• [Task to complete]: Return the lines below that contain "title".

BEGIN Entries shown

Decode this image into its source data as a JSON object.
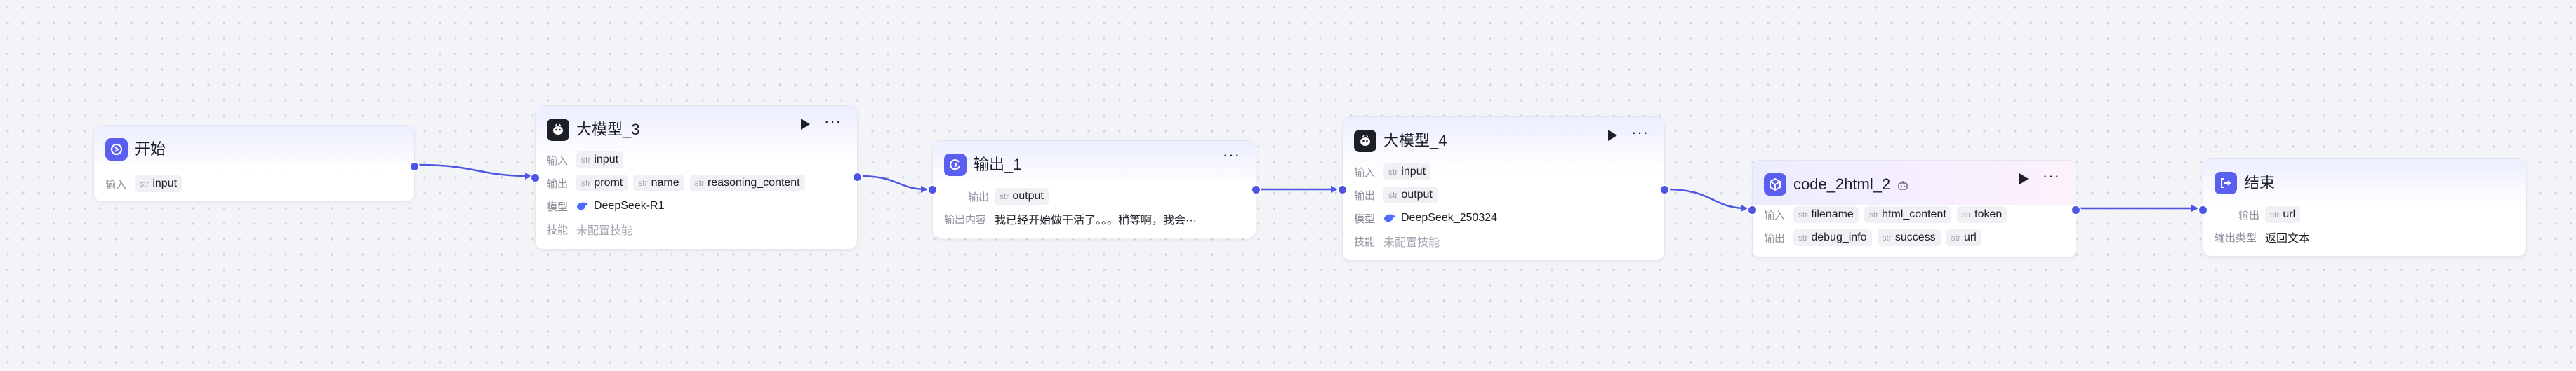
{
  "colors": {
    "accent": "#4d55e6",
    "icon_blue": "#5b5ff0",
    "icon_dark": "#1d1f26",
    "edge": "#4d55e6"
  },
  "nodes": {
    "start": {
      "title": "开始",
      "icon": "start-icon",
      "input_label": "输入",
      "inputs": [
        {
          "type": "str",
          "name": "input"
        }
      ]
    },
    "llm3": {
      "title": "大模型_3",
      "icon": "llm-icon",
      "input_label": "输入",
      "inputs": [
        {
          "type": "str",
          "name": "input"
        }
      ],
      "output_label": "输出",
      "outputs": [
        {
          "type": "str",
          "name": "promt"
        },
        {
          "type": "str",
          "name": "name"
        },
        {
          "type": "str",
          "name": "reasoning_content"
        }
      ],
      "model_label": "模型",
      "model": "DeepSeek-R1",
      "skill_label": "技能",
      "skill": "未配置技能"
    },
    "out1": {
      "title": "输出_1",
      "icon": "output-icon",
      "output_label": "输出",
      "outputs": [
        {
          "type": "str",
          "name": "output"
        }
      ],
      "content_label": "输出内容",
      "content": "我已经开始做干活了。。。稍等啊，我会···"
    },
    "llm4": {
      "title": "大模型_4",
      "icon": "llm-icon",
      "input_label": "输入",
      "inputs": [
        {
          "type": "str",
          "name": "input"
        }
      ],
      "output_label": "输出",
      "outputs": [
        {
          "type": "str",
          "name": "output"
        }
      ],
      "model_label": "模型",
      "model": "DeepSeek_250324",
      "skill_label": "技能",
      "skill": "未配置技能"
    },
    "code": {
      "title": "code_2html_2",
      "icon": "plugin-icon",
      "input_label": "输入",
      "inputs": [
        {
          "type": "str",
          "name": "filename"
        },
        {
          "type": "str",
          "name": "html_content"
        },
        {
          "type": "str",
          "name": "token"
        }
      ],
      "output_label": "输出",
      "outputs": [
        {
          "type": "str",
          "name": "debug_info"
        },
        {
          "type": "str",
          "name": "success"
        },
        {
          "type": "str",
          "name": "url"
        }
      ]
    },
    "end": {
      "title": "结束",
      "icon": "end-icon",
      "output_label": "输出",
      "outputs": [
        {
          "type": "str",
          "name": "url"
        }
      ],
      "output_type_label": "输出类型",
      "output_type": "返回文本"
    }
  }
}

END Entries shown

• [The answer]:
      "title": "开始",
      "title": "大模型_3",
      "title": "输出_1",
      "title": "大模型_4",
      "title": "code_2html_2",
      "title": "结束",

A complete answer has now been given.